= INSTRUCTIONS FOR THE TASK =
Return each line of the data below that contains the string "duration".

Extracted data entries
= = = =

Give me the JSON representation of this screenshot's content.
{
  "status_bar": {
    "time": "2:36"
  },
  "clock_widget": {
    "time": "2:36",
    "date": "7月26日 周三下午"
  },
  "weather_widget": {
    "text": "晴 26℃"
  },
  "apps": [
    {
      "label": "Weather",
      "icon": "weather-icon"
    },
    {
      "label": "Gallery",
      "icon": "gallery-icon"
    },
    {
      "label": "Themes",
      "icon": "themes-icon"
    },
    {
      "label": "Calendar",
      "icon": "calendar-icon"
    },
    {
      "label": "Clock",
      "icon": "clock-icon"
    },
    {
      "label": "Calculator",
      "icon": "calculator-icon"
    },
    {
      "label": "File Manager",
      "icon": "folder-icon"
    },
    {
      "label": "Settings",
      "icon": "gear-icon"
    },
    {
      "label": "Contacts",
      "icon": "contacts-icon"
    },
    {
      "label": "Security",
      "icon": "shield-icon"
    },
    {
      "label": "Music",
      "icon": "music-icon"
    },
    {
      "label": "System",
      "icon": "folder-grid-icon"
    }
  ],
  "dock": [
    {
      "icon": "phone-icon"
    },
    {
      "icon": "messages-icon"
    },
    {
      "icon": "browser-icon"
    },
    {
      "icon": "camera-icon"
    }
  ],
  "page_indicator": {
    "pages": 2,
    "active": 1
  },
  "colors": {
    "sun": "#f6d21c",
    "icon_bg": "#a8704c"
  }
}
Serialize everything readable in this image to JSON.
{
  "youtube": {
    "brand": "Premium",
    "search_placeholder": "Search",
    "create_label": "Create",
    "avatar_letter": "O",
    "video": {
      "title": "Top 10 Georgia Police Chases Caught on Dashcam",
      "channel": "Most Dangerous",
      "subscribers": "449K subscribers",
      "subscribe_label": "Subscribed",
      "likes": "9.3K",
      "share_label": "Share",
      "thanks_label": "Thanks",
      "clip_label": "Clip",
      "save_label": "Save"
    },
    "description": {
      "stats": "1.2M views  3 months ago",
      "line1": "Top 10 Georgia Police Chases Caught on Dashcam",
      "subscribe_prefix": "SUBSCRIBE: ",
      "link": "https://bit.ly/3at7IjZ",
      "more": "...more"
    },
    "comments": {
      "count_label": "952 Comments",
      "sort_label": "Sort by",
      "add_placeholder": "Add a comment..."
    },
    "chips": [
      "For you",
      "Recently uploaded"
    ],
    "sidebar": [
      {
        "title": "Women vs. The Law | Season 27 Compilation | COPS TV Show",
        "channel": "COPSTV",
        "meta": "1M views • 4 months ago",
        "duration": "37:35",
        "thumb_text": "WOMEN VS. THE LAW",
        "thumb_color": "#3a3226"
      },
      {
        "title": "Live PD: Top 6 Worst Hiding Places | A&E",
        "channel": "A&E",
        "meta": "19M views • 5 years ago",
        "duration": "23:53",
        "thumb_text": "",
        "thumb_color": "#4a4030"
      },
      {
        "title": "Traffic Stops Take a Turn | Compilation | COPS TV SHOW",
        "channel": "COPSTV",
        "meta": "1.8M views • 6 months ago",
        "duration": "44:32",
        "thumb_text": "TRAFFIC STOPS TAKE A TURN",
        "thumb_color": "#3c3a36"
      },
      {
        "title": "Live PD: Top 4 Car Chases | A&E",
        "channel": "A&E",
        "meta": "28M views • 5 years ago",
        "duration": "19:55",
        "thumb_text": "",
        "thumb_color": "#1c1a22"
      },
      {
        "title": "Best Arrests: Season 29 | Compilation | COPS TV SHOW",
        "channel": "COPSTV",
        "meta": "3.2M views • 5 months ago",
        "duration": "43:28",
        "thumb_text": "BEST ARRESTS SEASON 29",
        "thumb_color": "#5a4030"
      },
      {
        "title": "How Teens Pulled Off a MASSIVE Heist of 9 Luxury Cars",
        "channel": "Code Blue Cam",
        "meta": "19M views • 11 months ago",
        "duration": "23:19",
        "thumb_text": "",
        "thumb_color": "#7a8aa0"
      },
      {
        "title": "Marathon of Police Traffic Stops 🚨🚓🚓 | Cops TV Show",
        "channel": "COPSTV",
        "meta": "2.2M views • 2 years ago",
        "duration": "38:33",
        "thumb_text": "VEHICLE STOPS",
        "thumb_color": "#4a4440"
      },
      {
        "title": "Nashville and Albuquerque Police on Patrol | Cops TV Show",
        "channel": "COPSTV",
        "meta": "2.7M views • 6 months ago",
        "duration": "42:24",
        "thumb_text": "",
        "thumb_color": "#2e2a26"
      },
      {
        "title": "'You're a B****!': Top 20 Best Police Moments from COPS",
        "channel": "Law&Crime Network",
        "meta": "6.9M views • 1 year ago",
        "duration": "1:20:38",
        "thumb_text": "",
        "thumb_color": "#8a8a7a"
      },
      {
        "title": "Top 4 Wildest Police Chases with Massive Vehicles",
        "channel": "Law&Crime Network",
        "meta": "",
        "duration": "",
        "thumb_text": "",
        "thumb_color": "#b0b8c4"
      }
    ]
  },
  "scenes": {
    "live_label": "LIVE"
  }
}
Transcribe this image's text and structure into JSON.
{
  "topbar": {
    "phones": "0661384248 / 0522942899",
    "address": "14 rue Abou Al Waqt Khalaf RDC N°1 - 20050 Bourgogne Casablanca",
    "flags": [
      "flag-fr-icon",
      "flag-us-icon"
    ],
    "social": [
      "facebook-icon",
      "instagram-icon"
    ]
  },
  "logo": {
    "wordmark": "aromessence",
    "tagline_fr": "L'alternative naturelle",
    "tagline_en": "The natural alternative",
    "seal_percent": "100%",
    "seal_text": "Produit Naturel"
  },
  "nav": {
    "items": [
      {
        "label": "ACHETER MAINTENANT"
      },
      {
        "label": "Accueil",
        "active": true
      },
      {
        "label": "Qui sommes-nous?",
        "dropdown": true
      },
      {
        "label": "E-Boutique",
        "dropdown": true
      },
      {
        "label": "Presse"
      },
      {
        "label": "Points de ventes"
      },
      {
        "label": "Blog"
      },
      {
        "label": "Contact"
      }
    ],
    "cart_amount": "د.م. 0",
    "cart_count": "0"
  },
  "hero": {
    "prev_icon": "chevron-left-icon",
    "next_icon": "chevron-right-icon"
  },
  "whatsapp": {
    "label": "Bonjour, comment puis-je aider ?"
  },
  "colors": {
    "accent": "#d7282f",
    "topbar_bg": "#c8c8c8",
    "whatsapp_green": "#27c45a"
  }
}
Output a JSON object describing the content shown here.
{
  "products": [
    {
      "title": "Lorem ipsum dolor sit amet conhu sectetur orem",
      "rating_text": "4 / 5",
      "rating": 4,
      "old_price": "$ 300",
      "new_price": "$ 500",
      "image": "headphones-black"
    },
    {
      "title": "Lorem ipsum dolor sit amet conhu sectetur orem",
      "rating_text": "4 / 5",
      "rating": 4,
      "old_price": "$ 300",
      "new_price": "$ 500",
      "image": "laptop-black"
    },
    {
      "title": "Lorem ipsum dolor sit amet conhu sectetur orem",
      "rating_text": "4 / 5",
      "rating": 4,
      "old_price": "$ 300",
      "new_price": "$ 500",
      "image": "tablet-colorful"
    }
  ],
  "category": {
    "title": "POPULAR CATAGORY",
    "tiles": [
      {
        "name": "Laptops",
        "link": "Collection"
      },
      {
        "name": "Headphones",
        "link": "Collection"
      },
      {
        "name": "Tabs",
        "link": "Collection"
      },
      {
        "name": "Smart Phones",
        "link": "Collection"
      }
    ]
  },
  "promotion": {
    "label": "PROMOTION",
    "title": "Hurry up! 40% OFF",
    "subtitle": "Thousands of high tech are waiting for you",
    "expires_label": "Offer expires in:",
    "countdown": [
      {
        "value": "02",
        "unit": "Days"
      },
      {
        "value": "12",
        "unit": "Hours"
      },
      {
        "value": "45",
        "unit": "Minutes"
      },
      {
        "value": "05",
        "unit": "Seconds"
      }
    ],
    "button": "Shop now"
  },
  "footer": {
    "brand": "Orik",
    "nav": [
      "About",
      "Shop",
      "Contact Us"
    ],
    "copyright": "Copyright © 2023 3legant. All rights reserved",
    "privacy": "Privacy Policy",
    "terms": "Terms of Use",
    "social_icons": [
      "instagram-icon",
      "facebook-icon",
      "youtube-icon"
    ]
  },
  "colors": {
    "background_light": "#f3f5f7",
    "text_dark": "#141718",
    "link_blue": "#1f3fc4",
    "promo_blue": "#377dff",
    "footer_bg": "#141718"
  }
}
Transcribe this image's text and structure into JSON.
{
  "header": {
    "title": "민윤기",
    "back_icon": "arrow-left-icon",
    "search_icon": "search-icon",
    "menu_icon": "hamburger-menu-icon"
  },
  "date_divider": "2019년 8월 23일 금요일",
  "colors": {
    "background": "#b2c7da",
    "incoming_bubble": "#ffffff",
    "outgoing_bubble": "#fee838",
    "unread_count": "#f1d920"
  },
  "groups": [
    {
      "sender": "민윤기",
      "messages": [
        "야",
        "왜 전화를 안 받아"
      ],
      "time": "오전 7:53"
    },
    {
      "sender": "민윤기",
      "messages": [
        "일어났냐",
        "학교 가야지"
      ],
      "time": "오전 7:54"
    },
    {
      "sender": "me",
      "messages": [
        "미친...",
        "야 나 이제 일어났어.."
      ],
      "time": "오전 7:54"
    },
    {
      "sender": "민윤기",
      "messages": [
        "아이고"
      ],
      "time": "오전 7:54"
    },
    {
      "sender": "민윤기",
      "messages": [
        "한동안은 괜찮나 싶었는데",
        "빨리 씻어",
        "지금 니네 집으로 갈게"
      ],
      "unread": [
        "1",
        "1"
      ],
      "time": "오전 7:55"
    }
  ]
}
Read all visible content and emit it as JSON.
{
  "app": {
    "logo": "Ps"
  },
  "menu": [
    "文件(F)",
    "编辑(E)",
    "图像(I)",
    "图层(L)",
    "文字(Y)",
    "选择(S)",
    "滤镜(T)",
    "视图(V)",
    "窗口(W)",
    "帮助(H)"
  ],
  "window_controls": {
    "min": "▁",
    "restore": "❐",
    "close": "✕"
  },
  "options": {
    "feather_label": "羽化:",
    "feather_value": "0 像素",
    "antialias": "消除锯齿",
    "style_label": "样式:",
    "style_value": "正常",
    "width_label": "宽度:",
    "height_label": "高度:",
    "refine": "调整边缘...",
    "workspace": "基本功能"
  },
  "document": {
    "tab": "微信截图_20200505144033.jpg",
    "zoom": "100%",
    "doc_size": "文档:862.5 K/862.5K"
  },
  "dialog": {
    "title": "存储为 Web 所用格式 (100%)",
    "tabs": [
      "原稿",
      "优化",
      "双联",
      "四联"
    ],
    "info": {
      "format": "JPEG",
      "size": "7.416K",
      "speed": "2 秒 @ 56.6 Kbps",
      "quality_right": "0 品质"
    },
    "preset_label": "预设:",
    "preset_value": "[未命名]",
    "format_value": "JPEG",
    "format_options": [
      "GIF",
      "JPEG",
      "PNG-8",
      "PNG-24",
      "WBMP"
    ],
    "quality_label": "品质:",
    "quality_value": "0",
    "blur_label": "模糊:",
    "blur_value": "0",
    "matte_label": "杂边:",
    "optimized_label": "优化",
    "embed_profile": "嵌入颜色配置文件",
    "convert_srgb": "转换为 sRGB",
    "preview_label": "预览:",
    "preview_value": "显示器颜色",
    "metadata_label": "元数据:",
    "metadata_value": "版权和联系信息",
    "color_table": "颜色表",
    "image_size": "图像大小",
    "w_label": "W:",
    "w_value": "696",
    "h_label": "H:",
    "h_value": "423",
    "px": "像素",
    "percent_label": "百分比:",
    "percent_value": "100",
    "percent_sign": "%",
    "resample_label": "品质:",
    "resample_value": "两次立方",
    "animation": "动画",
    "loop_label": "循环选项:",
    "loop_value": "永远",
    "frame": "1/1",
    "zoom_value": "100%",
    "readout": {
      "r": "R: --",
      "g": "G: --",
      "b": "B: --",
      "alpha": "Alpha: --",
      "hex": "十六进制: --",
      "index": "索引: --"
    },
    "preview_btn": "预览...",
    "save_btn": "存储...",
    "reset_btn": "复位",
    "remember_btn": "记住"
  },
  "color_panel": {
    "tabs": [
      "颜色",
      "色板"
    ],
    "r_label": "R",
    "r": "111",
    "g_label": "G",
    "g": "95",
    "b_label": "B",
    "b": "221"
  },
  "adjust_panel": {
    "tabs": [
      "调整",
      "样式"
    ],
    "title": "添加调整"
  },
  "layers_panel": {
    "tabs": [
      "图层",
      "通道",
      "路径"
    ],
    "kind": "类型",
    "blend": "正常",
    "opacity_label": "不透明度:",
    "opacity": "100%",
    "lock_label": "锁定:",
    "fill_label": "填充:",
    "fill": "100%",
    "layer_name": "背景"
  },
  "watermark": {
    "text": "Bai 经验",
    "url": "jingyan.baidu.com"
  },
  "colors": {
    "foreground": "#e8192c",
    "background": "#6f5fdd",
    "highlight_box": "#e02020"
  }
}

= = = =

= REPLY TO THE EXERCISE =
        "duration": "37:35",
        "duration": "23:53",
        "duration": "44:32",
        "duration": "19:55",
        "duration": "43:28",
        "duration": "23:19",
        "duration": "38:33",
        "duration": "42:24",
        "duration": "1:20:38",
        "duration": "",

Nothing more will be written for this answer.